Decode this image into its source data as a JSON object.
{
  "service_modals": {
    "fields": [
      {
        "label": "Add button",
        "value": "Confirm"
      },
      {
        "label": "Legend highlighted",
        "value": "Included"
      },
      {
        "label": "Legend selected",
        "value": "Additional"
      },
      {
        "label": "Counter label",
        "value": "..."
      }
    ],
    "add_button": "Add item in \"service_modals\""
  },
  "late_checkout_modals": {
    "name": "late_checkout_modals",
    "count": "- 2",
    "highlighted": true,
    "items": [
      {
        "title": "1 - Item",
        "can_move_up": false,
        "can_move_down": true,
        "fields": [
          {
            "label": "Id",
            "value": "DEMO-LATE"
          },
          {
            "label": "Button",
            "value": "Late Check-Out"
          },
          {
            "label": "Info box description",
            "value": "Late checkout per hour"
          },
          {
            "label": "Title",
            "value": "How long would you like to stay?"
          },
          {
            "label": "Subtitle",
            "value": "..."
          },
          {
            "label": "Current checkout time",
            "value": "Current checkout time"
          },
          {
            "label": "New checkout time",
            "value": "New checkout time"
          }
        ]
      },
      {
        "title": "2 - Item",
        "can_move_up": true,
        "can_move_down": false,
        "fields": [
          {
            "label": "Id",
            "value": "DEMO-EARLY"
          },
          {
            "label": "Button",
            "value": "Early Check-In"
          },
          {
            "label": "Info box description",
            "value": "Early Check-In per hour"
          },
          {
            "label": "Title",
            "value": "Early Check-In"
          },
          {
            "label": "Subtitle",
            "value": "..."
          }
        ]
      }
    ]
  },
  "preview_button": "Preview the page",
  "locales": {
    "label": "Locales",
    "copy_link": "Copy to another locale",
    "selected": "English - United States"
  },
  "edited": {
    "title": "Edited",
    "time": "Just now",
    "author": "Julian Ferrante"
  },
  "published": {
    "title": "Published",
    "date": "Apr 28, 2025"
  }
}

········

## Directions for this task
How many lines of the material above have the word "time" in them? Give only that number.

## Solution to the problem
5